2. You can get out of debt in 2-3 years, and much faster if there is some available home equity to work with. This is a lot better than 5 years in the financial boot camp of Chapter 13 bankruptcy, or 5-9 years in a credit counseling program.
3. You keep control over the process more than with any other approach.
4. You maintain personal privacy. With bankruptcy, your case file becomes a matter of public record, easily located via Internet search by future employers, landlords, or creditors.
5. You retain your dignity while working through your financial problems. Bankruptcy still feels like failure to a lot of people. Debt settlement represents an honest and ethical alternative to that extreme solution.
6. You can adjust your monthly funding into the settlement program up or down depending on real-world conditions in your financial life. If your income fluctuates from one month to the next, or you get hit with an unexpected expense, it won’t torpedo the whole program. The built-in flexibility of debt settlement gives it a huge advantage over other options, all of which require a fixed monthly payment.
Once you’ve made the determination that debt settlement makes sense for your situation, you’ll need to decide whether to go it alone or seek professional assistance. For people who aren’t easily intimidated, there’s no question that the do-it-yourself approach is the way to go. For others who can’t handle the least bit of pressure or just want to focus their time and energy elsewhere, hiring a professional settlement company may be the correct choice.
If you do decide to take the do-it-yourself approach, follow these tips:
* Use a privacy manager on your telephone service to screen creditor calls so that you only speak to creditors when you’re ready.
* Make sure you have a solid game plan for building up money to settle with, and set the funds aside in a separate bank account.
* Do not send settlement funds until you have the deal in writing. No exceptions!

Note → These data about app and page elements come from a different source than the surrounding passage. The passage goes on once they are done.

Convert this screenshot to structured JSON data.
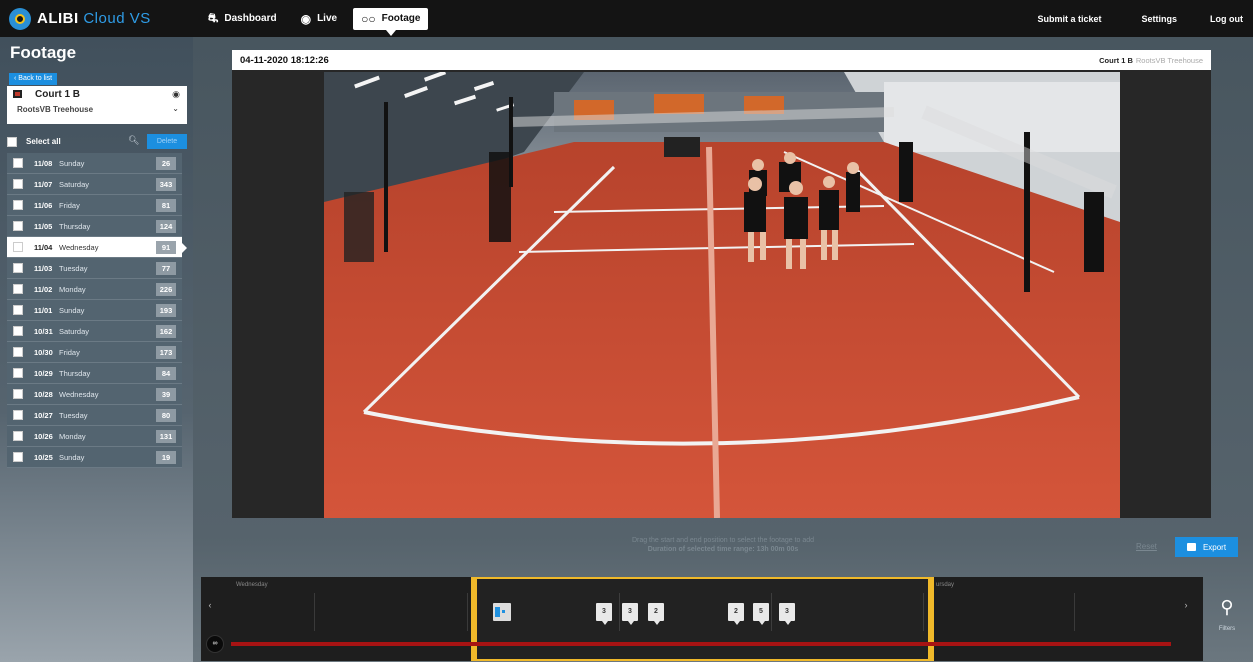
{
  "app": {
    "brand": "ALIBI",
    "product": "Cloud VS"
  },
  "nav": [
    {
      "label": "Dashboard",
      "icon": "car-icon",
      "active": false
    },
    {
      "label": "Live",
      "icon": "eye-icon",
      "active": false
    },
    {
      "label": "Footage",
      "icon": "glasses-icon",
      "active": true
    }
  ],
  "topright": {
    "ticket": "Submit a ticket",
    "settings": "Settings",
    "logout": "Log out"
  },
  "sidebar": {
    "title": "Footage",
    "back_label": "‹ Back to list",
    "camera": {
      "name": "Court 1 B",
      "site": "RootsVB Treehouse"
    },
    "select_all": "Select all",
    "delete_label": "Delete",
    "days": [
      {
        "date": "11/08",
        "day": "Sunday",
        "count": "26",
        "active": false
      },
      {
        "date": "11/07",
        "day": "Saturday",
        "count": "343",
        "active": false
      },
      {
        "date": "11/06",
        "day": "Friday",
        "count": "81",
        "active": false
      },
      {
        "date": "11/05",
        "day": "Thursday",
        "count": "124",
        "active": false
      },
      {
        "date": "11/04",
        "day": "Wednesday",
        "count": "91",
        "active": true
      },
      {
        "date": "11/03",
        "day": "Tuesday",
        "count": "77",
        "active": false
      },
      {
        "date": "11/02",
        "day": "Monday",
        "count": "226",
        "active": false
      },
      {
        "date": "11/01",
        "day": "Sunday",
        "count": "193",
        "active": false
      },
      {
        "date": "10/31",
        "day": "Saturday",
        "count": "162",
        "active": false
      },
      {
        "date": "10/30",
        "day": "Friday",
        "count": "173",
        "active": false
      },
      {
        "date": "10/29",
        "day": "Thursday",
        "count": "84",
        "active": false
      },
      {
        "date": "10/28",
        "day": "Wednesday",
        "count": "39",
        "active": false
      },
      {
        "date": "10/27",
        "day": "Tuesday",
        "count": "80",
        "active": false
      },
      {
        "date": "10/26",
        "day": "Monday",
        "count": "131",
        "active": false
      },
      {
        "date": "10/25",
        "day": "Sunday",
        "count": "19",
        "active": false
      }
    ]
  },
  "video": {
    "timestamp": "04-11-2020 18:12:26",
    "camera": "Court 1 B",
    "site": "RootsVB Treehouse"
  },
  "controls": {
    "drag_hint": "Drag the start and end position to select the footage to add",
    "duration_hint": "Duration of selected time range: 13h 00m 00s",
    "reset": "Reset",
    "export": "Export"
  },
  "timeline": {
    "day_left": "Wednesday",
    "day_right": "ursday",
    "markers": [
      "3",
      "3",
      "2",
      "2",
      "5",
      "3"
    ],
    "prev_icon": "chevron-left-icon",
    "next_icon": "chevron-right-icon"
  },
  "filters": {
    "label": "Filters",
    "icon": "search-icon"
  },
  "colors": {
    "accent": "#1c8fe0",
    "selection": "#f0b92a",
    "track": "#a71313",
    "court": "#c84d33"
  }
}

* After paying the settlement, follow up to obtain a zero balance letter from the creditor, so you don’t have bogus collection problems later on.
* Know your rights as a consumer by reading the free resource articles on debt, credit, and collections at the Federal Trade Commission website: http://www.ftc.gov

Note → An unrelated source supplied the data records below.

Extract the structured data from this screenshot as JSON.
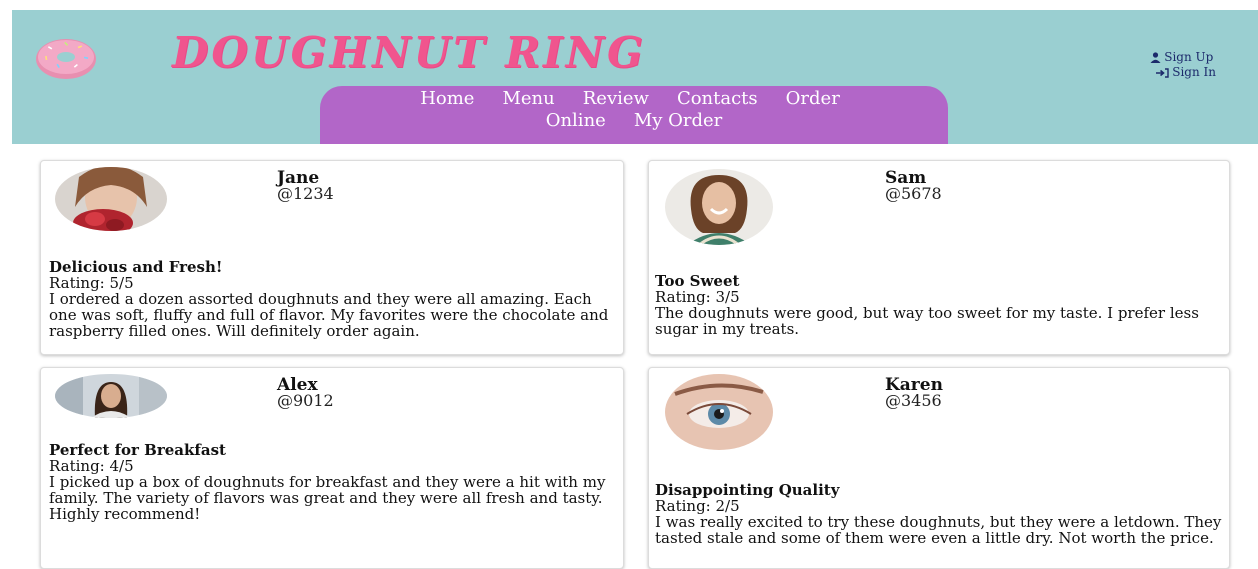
{
  "brand": {
    "name": "DOUGHNUT RING"
  },
  "auth": {
    "sign_up": "Sign Up",
    "sign_in": "Sign In"
  },
  "nav": {
    "items": [
      "Home",
      "Menu",
      "Review",
      "Contacts",
      "Order Online",
      "My Order"
    ],
    "order_part1": "Order",
    "order_part2": "Online"
  },
  "reviews": [
    {
      "name": "Jane",
      "handle": "@1234",
      "title": "Delicious and Fresh!",
      "rating": "Rating: 5/5",
      "text": "I ordered a dozen assorted doughnuts and they were all amazing. Each one was soft, fluffy and full of flavor. My favorites were the chocolate and raspberry filled ones. Will definitely order again."
    },
    {
      "name": "Sam",
      "handle": "@5678",
      "title": "Too Sweet",
      "rating": "Rating: 3/5",
      "text": "The doughnuts were good, but way too sweet for my taste. I prefer less sugar in my treats."
    },
    {
      "name": "Alex",
      "handle": "@9012",
      "title": "Perfect for Breakfast",
      "rating": "Rating: 4/5",
      "text": "I picked up a box of doughnuts for breakfast and they were a hit with my family. The variety of flavors was great and they were all fresh and tasty. Highly recommend!"
    },
    {
      "name": "Karen",
      "handle": "@3456",
      "title": "Disappointing Quality",
      "rating": "Rating: 2/5",
      "text": "I was really excited to try these doughnuts, but they were a letdown. They tasted stale and some of them were even a little dry. Not worth the price."
    }
  ],
  "colors": {
    "header_bg": "#9acfd1",
    "nav_bg": "#b266c8",
    "brand_pink": "#f0558e",
    "auth_link": "#1c2a6b"
  },
  "icons": {
    "logo": "doughnut-logo-icon",
    "sign_up": "user-icon",
    "sign_in": "sign-in-arrow-icon"
  }
}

* Don’t be intimidated or pressured into accepting a settlement deal that you can’t handle.
Remember, thousands of people settle their own debts every year without the need for lawyers or bankruptcy. You can do it too if you’re disciplined, determined, and prepared to ignore some of the crazy stuff that bill collectors say. When you’re finally debt-free, you’ll feel a lot better about having worked it out on your own.